▶ [Given information]
Content starts
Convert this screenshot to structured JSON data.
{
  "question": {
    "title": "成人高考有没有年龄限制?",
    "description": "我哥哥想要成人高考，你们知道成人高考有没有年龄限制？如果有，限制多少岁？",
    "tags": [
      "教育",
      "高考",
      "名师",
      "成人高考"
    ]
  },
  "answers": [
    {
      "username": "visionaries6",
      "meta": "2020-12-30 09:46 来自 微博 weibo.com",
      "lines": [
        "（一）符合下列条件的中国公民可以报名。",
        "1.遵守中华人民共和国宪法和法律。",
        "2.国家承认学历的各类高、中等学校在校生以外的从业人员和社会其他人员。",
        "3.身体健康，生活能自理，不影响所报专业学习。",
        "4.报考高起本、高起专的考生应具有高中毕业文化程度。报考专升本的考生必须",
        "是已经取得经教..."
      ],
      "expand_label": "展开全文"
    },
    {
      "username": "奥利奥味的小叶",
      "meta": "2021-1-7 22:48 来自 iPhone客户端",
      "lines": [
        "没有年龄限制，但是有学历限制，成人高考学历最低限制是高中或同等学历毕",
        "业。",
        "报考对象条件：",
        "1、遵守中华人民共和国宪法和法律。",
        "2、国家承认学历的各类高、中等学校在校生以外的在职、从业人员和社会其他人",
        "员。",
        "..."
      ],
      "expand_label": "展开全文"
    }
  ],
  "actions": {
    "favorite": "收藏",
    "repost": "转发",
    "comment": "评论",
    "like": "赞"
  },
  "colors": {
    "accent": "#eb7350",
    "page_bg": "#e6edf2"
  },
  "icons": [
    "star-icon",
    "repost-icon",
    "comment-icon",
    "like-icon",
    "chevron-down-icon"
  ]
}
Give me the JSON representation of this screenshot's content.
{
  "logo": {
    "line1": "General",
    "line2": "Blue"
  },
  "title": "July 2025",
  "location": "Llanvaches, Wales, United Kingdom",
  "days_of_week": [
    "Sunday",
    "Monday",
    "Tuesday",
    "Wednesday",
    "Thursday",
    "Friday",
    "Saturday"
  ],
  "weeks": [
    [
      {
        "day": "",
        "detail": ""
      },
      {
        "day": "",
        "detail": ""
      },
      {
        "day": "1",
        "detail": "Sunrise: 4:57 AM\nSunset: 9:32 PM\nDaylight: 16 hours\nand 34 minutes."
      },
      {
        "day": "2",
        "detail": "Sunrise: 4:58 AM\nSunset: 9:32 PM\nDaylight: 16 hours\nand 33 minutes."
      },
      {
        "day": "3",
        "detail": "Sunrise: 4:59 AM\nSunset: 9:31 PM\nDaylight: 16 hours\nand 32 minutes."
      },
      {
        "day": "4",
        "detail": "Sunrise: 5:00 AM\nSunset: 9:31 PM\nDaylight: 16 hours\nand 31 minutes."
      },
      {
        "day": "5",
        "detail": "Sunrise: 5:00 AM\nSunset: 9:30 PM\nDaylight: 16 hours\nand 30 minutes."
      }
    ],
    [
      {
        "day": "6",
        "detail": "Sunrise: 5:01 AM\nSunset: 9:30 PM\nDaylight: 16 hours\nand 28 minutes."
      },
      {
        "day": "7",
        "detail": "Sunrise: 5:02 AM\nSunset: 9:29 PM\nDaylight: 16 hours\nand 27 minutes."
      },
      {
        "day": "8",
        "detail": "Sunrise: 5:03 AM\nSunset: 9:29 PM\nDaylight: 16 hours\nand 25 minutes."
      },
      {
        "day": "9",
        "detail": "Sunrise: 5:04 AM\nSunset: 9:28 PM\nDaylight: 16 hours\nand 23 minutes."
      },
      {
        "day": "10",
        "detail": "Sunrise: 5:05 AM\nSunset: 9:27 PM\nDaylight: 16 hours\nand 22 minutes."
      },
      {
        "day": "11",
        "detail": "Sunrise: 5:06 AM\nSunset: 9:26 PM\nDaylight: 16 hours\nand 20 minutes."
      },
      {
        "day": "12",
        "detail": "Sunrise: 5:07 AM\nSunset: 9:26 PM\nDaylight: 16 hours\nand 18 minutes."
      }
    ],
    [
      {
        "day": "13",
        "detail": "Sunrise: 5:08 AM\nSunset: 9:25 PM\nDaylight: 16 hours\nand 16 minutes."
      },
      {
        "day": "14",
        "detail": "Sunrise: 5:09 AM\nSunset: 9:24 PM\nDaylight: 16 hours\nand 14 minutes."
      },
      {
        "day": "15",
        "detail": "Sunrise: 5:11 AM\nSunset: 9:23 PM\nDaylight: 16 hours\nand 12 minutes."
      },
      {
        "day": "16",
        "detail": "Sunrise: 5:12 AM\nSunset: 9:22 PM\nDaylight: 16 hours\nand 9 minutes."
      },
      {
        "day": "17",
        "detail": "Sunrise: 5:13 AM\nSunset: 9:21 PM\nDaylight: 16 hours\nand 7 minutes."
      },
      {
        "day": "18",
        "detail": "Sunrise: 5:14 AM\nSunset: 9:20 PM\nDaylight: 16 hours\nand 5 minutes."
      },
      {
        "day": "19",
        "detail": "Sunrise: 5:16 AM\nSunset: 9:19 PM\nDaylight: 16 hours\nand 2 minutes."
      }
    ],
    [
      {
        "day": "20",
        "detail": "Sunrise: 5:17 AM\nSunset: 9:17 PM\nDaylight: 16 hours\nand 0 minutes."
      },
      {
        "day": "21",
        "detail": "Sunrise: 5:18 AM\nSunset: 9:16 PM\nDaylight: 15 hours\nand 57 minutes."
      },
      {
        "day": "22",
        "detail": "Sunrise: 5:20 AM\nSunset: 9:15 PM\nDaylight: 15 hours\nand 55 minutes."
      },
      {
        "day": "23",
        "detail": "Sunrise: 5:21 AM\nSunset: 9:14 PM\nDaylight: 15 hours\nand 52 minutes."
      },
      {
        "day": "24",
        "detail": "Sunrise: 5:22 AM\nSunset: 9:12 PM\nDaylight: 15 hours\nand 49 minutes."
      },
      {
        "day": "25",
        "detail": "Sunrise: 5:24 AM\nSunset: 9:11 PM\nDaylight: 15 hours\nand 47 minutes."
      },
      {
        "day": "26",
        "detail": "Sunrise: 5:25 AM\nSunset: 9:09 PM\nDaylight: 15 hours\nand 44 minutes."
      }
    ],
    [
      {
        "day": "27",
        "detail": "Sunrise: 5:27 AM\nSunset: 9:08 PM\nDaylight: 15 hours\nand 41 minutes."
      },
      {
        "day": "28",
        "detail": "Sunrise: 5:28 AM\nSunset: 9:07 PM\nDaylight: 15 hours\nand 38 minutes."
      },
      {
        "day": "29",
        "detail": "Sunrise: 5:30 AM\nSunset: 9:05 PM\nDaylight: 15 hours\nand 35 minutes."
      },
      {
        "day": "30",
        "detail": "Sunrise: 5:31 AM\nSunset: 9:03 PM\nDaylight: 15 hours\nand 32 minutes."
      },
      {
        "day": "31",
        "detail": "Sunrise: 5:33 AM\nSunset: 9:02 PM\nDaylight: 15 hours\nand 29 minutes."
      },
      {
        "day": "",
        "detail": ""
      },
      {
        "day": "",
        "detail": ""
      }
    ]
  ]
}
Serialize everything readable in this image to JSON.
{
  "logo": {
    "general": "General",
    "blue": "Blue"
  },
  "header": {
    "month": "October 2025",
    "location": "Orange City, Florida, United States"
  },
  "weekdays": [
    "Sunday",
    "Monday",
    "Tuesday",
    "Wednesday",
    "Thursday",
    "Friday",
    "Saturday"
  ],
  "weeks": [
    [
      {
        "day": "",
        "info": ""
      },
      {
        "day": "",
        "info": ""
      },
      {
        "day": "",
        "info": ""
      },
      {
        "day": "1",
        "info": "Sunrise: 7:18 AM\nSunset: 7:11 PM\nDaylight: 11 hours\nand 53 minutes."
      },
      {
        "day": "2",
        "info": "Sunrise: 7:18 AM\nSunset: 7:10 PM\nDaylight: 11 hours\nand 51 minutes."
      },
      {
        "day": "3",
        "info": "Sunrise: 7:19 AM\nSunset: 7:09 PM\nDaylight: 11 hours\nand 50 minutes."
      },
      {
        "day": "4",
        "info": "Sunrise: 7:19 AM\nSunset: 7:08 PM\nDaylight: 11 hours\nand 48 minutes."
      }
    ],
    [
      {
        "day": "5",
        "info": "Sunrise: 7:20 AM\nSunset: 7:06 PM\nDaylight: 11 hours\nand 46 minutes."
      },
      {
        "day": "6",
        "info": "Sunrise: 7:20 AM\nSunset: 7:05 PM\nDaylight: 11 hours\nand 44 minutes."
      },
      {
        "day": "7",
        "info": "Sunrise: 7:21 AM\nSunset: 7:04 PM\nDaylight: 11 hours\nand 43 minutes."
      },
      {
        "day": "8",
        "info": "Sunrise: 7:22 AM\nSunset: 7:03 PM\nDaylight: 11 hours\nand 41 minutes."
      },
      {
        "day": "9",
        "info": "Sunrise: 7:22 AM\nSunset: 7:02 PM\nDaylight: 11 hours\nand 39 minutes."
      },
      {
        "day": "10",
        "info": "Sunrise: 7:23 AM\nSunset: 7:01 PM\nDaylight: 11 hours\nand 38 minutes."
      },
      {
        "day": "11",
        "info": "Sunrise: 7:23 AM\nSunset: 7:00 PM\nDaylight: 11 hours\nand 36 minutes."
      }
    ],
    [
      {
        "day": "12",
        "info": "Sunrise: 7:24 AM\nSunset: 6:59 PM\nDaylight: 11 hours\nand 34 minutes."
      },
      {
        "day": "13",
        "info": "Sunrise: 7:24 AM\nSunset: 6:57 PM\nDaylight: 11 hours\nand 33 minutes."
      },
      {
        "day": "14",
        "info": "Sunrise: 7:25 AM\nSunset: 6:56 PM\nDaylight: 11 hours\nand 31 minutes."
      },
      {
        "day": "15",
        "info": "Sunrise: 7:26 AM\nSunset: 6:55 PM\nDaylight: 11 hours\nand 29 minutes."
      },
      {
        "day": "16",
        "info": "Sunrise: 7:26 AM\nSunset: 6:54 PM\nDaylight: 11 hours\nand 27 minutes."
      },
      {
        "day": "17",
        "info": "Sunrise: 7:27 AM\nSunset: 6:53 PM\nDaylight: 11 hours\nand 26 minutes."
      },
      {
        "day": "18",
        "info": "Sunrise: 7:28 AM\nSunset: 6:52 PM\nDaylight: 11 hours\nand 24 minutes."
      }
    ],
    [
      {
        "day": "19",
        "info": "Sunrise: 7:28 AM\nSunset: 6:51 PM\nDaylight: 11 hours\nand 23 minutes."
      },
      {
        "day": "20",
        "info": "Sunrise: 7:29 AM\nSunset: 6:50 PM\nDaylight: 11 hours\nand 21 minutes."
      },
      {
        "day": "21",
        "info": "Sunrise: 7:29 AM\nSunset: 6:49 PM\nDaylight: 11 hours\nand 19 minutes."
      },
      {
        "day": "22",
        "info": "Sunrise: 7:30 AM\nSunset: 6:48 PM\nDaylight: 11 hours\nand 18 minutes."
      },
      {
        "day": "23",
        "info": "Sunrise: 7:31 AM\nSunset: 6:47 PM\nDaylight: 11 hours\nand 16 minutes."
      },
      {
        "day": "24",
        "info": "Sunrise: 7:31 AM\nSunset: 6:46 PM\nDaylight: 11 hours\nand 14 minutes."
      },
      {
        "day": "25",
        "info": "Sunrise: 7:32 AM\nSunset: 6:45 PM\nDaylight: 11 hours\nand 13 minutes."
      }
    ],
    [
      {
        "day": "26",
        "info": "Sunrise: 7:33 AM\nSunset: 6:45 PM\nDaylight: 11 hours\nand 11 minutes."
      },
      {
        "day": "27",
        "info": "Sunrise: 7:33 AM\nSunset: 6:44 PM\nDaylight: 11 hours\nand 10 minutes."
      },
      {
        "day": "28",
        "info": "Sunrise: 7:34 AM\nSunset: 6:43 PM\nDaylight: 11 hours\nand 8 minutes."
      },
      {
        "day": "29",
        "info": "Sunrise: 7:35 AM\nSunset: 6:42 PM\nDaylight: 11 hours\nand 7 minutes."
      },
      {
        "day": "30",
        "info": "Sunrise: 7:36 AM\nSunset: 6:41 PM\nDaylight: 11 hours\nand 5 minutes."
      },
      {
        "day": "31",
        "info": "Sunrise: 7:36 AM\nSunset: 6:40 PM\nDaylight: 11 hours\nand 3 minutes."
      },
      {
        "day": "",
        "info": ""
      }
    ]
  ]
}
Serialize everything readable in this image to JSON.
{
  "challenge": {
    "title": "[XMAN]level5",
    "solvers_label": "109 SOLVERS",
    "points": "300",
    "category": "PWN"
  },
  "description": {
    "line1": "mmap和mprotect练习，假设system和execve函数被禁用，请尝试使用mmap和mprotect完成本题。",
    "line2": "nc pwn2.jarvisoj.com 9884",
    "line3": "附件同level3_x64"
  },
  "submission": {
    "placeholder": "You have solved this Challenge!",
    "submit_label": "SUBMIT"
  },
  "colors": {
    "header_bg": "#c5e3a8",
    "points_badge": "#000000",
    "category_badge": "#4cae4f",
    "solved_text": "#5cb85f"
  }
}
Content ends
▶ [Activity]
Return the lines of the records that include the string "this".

▶ [Response to the exercise]
Convert this screenshot to structured JSON data.
Give me the JSON representation of this screenshot's content.
Serialize everything readable in this image to JSON.
Serialize everything readable in this image to JSON.
    "placeholder": "You have solved this Challenge!",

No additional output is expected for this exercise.